  • description of all federal and state laws and regulations governing access to the data and penalties for violation;
  • procedures to request access to or loan of data and name of the official designated to handle the request;
  • criteria for accepting or denying requests;
  • minimum expected security requirements;
  • allowance for unannounced, unscheduled inspections of the data user’s site;
  • agency review of publications to verify that disclosure procedures have been followed; and
  • other relevant requirements.

Organizations that intend to obtain access to personally identifiable data could be required to submit a formal written application on the organization’s letterhead that would include:

  • the type of data (with specific items listed) requested;
  • reasons for requesting the data;
  • a description of how the data will be used and analyzed;
  • a description of how analyses will be presented and reported;
  • names and titles of: 1) the official(s) with the authority to bind the requesting organization to the agreement, 2) the official(s) in charge of the day-to-day operations involving the use of the data, and 3) the professional and support staff who conduct the research and analysis, as well as those who may have access to the data;
  • the estimated amount of time the data are needed; and
  • the desired medium of release (e.g., paper or media format).

In addition, the organizations requesting access or loan of data should submit a security plan addressing all applicable security procedures. Those procedures may include:

  • Computer security—use and update passwords; implement logon procedures with automatic security data access shut-down function; assign access security levels; integrate warning statements; prevent external access to any modems connected to the system while processing data on a computer; and use additional procedures to safeguard the data in networked environments. If a one-time complete backup copy of the data will be needed, the applicant should also explain the security procedures surrounding the backup copy of the data, including those backup copies that are created automatically while downloading. NCES goes so far as to generally exclude networked environments when licensing external users. Refer to Weaving a Secure Web Around Education: A Guide to Technology Standards and Security (National Forum on Education Statistics 2003) for recommendations in this area.
  • Physical handling and storage of data—catalogue and storage with lock and key; minimal allowance and secured storage of printed copies; and additional restrictions on copying of data.
  • Transportation of data—ideally by a bonded courier and notice of confidentiality and restricted use, or in the case of electronic data transfer, proper built-in security safeguards.

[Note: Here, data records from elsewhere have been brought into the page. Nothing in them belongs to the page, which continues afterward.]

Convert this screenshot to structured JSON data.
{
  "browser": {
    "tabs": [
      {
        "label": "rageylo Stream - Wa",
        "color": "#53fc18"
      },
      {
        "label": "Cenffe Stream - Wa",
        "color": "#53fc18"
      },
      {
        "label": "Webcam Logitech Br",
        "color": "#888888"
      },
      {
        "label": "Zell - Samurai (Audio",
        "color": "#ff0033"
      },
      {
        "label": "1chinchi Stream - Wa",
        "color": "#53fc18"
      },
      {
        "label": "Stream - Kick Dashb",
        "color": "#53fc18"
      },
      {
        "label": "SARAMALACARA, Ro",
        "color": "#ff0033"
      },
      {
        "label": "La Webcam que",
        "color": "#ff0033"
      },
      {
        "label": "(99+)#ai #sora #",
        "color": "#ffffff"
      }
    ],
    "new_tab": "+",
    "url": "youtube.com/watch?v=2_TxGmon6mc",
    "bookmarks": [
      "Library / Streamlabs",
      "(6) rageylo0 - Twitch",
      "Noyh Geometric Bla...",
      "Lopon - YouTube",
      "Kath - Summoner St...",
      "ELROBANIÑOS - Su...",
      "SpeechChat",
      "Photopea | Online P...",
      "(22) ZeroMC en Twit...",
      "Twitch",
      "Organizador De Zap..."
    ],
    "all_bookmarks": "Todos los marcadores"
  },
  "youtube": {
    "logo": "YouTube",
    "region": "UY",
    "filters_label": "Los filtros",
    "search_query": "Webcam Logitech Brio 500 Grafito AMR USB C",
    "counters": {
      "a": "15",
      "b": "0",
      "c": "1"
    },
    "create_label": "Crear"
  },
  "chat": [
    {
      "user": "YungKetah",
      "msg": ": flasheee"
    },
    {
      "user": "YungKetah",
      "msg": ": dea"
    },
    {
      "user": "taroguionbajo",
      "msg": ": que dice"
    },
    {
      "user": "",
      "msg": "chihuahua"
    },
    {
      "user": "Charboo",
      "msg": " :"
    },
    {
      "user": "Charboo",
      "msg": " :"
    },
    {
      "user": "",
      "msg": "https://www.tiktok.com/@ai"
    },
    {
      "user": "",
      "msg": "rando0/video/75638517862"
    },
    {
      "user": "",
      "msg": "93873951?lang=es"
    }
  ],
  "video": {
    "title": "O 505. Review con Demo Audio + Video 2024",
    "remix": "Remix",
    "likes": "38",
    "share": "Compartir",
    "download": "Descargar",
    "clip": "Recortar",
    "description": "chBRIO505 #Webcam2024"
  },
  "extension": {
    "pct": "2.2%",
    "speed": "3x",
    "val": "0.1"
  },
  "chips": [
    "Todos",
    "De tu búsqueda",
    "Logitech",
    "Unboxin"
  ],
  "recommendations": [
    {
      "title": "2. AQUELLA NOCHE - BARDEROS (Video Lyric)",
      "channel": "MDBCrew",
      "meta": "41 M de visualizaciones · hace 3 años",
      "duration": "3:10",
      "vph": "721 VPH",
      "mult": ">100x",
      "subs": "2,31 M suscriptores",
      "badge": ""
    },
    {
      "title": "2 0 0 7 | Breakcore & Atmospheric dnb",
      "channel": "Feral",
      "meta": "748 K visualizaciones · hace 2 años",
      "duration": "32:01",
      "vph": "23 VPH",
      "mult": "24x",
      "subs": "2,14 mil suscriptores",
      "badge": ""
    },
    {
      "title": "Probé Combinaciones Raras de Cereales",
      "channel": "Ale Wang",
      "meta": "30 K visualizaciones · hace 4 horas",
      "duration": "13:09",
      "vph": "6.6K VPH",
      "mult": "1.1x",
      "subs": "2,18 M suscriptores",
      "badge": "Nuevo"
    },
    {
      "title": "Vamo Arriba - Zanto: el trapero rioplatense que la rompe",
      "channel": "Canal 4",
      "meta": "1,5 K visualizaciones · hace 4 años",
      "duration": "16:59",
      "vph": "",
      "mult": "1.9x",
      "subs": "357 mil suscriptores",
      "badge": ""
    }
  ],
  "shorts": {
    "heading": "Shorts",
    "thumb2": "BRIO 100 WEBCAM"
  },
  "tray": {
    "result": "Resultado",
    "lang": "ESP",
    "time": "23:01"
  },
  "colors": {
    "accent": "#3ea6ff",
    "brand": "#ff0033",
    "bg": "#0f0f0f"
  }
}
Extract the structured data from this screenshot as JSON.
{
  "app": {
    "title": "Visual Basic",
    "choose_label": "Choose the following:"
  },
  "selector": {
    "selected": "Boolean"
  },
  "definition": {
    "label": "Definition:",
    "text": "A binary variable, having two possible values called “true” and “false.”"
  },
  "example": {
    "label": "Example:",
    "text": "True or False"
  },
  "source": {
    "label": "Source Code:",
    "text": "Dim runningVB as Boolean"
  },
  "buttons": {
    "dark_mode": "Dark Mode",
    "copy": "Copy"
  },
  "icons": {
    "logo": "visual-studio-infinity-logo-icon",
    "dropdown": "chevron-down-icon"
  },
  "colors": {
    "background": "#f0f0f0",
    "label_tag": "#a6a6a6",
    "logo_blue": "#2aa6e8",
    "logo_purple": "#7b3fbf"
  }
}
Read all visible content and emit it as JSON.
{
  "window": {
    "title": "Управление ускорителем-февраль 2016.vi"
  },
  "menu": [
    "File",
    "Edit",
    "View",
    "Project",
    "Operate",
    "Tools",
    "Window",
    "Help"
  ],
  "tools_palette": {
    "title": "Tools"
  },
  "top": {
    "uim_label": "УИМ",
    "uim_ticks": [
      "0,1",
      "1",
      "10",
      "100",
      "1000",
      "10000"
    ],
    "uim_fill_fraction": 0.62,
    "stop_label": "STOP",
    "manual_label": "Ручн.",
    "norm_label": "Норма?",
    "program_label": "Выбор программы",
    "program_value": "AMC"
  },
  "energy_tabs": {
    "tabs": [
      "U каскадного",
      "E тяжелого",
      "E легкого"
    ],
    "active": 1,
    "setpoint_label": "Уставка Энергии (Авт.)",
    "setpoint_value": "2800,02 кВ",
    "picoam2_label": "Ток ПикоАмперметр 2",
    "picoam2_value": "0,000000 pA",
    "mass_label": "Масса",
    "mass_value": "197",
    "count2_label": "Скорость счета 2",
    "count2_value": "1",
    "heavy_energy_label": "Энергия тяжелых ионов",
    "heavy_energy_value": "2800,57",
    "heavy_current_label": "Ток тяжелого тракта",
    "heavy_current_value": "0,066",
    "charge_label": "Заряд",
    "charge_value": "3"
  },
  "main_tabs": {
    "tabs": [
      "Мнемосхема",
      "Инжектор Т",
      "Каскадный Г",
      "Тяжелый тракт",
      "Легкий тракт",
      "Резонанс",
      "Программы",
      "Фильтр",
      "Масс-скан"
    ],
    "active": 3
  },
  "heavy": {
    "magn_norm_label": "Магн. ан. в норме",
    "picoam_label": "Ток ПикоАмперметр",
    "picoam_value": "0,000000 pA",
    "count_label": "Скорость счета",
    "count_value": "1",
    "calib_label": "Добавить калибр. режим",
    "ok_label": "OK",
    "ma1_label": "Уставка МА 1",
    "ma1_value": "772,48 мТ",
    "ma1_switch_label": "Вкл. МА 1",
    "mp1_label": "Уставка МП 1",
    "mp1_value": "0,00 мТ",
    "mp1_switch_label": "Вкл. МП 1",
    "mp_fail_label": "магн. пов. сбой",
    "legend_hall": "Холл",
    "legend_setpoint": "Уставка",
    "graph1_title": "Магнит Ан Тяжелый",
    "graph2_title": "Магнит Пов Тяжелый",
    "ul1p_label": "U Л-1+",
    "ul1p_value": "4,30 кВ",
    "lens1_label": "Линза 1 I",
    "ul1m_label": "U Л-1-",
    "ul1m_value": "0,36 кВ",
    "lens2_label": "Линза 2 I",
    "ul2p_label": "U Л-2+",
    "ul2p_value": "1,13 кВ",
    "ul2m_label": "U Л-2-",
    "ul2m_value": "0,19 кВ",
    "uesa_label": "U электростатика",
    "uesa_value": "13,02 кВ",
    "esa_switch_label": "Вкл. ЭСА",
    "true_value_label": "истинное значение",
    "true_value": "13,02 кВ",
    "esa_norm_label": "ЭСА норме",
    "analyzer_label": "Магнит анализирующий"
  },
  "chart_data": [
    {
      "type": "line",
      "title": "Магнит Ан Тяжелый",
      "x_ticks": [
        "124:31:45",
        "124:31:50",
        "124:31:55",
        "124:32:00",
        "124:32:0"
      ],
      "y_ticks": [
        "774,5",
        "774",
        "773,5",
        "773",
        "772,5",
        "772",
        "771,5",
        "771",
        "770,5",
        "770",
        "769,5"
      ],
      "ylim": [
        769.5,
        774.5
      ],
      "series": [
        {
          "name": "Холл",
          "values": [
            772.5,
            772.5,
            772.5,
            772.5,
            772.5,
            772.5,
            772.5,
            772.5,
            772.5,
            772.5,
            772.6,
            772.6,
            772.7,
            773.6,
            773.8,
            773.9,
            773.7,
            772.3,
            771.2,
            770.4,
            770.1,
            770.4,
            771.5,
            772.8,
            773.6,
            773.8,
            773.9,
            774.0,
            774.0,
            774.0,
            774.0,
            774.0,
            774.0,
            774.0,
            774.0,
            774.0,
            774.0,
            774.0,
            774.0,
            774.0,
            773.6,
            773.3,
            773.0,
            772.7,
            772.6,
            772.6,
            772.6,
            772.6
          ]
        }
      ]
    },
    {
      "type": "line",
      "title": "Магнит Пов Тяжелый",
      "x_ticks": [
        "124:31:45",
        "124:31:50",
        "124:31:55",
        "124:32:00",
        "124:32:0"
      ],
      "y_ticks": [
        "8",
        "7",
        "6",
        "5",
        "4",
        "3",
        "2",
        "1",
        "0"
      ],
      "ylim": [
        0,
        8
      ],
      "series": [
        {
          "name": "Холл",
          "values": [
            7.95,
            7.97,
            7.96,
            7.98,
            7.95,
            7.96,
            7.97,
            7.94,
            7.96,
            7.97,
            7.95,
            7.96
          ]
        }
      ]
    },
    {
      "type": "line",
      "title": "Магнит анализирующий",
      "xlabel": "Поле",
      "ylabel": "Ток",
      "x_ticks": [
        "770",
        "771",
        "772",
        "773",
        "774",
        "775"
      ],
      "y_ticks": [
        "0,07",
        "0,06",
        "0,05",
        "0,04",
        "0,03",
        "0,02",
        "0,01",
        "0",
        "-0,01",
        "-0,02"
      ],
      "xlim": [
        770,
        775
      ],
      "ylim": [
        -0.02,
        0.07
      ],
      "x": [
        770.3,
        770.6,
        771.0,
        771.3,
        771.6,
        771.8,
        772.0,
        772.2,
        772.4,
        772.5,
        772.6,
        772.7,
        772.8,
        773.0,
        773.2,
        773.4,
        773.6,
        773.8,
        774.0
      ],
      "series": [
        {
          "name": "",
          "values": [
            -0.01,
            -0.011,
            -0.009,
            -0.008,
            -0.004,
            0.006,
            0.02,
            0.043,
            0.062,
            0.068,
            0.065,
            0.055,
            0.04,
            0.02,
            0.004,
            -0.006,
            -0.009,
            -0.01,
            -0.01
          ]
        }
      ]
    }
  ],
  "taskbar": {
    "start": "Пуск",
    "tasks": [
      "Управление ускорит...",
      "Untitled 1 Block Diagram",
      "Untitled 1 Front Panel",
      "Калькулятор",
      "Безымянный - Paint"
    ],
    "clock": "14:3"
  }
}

Agencies must proceed with caution before releasing portions of databases containing individual education records since these can include personally identifiable information. Under most cases, the release of database information with personally identifiable information is limited by law. In these cases, if a request for individual records is approved, agency or school staff should extract only the data approved for release.

Before a data set is released across agencies or to researchers or research institutions, appropriate agreements must be signed to clearly state that, in the minimum:

  • all records will remain private;
  • conditions of release and re-release are well defined and limited; and
  • penalties for inappropriate records use or release of records are in place.

Individuals employed by the agencies who are authorized and who will have access to the individually identifiable information also could be required to sign an affidavit of nondisclosure. Exhibit 6–4 contains a sample form.

In most cases, information indicating that an education record has been released must be documented in the record and retained there until the education record is destroyed.